Unless the person is highly or self educated, he or she will not likely know that civilization was born in Mesopotamia over 5,000 years ago. That is where writing, astronomy and science were invented. The first school, law, literature, map of the world, and the idea of dividing time and space into a multiple of 60’s started in this historic land.
The first writer in recorded history was Enheduanna, a woman from ancient Iraq. She lived, composed, and taught roughly 2,000 years before Aristotle and 1,700 years prior to Sappho. Before the “golden age” of Greece. Man’s most important invention, the wheel, was devised in Mesopotamia, as was plumbing, the plow and the sailboat.
If people were commonly aware of these facts, their image of Iraq will change and so will their opinion and behavior towards it. For instance, maybe Baghdad’s museum would have been better protected from looters after the American/British invasion. Instead, 300-400 looters were permitted to come and go as they please taking such antiques as the Varca vase, which goes back to 3,200 B.C. Found in a temple, it shows the philosophy of the Sumerians and the development and stages of life. Also missing was a headless statue for a Sumerian king, Antemena, and the famous Barzeki bronze statue, which dates back to early dynastic Sumerian periods and is more than 160 kilograms. It’s one of the earliest large examples of casting that was made by the “lost wax technique,” which is used until now.
Why didn’t the American Army help when Iraqis pleaded for one of its nearby tanks to help save the museum, by simply moving in front of it? Why was the Army’s response, “I’m sorry, it’s not our duty” when a list issued by the American Central Command stated which places the Army should protect during the 2003 war – and the museum was at Number 2, while the Ministry of Oil, which was urgently and efficiently protected, was at Number 16?
Much of the violence against US troops is triggered by the troops’ failure to understand culture-specific manners and practices in Iraq. It is beneficial for everyone to aid in cultures becoming better acquainted and as a result, lead individuals to stop the destructive acts that have terrorized both the East and the West.
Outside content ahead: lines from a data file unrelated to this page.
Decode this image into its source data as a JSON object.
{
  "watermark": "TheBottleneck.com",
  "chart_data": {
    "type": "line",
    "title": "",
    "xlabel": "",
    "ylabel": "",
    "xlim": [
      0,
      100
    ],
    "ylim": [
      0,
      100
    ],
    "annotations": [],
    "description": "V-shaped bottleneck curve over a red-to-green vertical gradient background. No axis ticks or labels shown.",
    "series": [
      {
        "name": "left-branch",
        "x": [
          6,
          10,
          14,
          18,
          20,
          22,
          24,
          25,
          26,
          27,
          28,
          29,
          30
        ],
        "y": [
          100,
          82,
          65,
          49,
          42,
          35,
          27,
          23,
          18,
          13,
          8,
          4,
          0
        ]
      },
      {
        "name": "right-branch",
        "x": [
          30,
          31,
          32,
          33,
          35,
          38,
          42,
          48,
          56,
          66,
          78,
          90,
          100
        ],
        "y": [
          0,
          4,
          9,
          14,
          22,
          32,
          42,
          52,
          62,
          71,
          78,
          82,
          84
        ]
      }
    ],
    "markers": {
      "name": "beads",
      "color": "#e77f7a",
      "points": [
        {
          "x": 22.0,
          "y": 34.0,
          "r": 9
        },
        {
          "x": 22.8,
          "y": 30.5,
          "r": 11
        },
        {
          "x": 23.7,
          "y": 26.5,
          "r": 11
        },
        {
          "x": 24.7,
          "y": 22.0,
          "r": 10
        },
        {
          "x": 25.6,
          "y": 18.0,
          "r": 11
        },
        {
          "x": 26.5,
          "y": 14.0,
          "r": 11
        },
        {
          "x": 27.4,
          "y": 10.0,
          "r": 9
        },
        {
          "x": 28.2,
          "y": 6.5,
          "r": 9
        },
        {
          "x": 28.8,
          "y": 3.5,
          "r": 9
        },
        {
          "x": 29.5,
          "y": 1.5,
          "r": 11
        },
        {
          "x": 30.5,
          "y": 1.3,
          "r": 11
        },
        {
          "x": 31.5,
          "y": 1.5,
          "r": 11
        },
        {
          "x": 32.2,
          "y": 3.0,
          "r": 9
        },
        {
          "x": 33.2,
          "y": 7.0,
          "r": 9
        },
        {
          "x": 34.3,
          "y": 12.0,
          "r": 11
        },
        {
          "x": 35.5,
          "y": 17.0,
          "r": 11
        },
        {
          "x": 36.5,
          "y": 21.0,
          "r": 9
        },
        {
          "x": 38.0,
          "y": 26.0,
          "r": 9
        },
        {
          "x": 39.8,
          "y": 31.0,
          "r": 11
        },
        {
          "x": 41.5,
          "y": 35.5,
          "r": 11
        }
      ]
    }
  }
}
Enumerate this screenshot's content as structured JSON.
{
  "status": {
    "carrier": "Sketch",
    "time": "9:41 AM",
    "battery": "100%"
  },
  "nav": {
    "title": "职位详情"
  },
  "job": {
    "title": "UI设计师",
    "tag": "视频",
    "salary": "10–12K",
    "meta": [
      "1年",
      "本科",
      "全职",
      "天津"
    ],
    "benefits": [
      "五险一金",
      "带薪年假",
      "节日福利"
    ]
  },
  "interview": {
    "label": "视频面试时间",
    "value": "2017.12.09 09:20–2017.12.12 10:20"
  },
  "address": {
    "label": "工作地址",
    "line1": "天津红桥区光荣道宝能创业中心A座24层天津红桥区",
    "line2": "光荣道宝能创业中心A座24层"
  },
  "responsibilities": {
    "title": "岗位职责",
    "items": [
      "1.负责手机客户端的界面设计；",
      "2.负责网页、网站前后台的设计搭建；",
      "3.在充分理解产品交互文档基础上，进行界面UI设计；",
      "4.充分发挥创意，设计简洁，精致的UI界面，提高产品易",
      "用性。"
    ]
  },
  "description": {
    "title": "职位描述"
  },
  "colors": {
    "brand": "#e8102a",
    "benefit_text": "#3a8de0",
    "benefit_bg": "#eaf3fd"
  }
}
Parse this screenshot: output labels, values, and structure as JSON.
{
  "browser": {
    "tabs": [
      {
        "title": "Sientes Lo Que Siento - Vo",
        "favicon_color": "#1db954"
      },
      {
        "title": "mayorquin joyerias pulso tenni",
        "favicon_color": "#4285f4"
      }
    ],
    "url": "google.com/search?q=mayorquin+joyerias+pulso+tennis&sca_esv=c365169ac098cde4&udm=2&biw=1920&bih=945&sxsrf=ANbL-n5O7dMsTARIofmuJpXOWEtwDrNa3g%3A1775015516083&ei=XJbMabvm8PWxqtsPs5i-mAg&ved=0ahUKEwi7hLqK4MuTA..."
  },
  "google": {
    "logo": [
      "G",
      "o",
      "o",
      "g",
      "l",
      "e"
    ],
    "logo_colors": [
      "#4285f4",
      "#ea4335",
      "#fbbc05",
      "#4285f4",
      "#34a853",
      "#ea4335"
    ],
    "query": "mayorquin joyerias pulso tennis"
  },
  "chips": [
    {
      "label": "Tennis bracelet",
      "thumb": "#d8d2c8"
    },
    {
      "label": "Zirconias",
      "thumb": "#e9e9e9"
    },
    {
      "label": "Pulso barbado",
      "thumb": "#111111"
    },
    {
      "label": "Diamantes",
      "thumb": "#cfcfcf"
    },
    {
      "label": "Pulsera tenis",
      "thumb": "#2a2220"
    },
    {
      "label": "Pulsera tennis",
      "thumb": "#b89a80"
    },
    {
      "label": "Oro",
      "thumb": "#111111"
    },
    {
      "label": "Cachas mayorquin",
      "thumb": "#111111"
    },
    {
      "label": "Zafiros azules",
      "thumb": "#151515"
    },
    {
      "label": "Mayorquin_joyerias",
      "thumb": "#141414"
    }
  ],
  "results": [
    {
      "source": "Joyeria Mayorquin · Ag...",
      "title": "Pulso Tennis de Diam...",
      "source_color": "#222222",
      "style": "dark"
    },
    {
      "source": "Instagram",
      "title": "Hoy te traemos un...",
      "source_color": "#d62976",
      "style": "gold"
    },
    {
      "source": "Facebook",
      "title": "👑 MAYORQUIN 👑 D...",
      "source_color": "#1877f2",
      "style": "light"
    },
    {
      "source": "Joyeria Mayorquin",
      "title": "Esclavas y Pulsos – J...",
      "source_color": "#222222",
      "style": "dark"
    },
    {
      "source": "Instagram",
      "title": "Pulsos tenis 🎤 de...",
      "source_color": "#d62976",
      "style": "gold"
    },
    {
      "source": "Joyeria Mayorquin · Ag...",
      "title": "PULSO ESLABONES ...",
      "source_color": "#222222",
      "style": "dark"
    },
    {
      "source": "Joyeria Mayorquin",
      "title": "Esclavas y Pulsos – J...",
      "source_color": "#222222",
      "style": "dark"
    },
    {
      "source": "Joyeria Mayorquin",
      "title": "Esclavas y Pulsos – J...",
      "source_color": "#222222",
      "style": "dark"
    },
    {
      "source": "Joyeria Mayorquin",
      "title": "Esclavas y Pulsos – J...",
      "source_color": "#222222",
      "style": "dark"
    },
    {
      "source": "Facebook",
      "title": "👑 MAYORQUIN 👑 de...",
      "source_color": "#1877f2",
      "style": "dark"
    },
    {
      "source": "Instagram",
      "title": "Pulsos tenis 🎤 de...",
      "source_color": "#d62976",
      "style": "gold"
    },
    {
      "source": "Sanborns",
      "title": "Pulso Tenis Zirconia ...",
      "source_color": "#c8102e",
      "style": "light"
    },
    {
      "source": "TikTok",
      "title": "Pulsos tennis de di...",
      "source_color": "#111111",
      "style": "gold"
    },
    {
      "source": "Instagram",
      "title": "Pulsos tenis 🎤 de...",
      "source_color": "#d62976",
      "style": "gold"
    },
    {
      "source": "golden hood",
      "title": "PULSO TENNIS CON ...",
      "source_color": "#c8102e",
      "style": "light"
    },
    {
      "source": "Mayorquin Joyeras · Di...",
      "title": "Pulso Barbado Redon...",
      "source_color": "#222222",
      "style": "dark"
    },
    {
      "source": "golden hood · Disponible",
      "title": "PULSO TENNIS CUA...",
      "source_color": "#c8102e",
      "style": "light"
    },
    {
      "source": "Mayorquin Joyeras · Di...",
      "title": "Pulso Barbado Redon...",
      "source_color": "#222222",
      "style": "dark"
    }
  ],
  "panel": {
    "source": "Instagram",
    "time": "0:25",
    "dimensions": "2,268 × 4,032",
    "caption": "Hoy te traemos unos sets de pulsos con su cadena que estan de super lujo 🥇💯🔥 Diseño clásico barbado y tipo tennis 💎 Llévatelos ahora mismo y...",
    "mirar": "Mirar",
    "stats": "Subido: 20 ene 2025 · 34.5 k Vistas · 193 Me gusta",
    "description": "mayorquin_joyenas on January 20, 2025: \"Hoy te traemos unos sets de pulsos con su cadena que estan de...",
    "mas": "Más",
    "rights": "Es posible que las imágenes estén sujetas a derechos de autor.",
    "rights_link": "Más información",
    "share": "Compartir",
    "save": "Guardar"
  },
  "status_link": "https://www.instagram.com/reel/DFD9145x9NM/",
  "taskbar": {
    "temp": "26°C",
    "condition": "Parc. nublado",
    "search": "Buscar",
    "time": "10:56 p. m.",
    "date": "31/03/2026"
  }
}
To do this one needs only encourage mainstream Western media to recognize the rewards and not just the conflicts regarding Arabs’ tribal ways, which operate on a foundation of honor, respect and a sense of community.
In California today there is a program for the military where Iraqi people are brought in to show how Iraqis think and behave, how they operate in their tribal system. It is a wonderful idea which really aught to have been implemented before the war so that the sons and daughters, fathers and mothers and sisters and brothers serving in Iraq would be equipped with understanding, not just weapons.
Through replacing stereotypes with accurate information, we are also able to transform America’s image which too has suffered in the world due to myths and misconceptions attained through media and some of our politicians’ bad decisions. For instance, when I was in Baghdad almost six years ago, many Iraqis assumed that in America all women had one night stands, using drugs was the cultural norm, and everyone walked around with guns.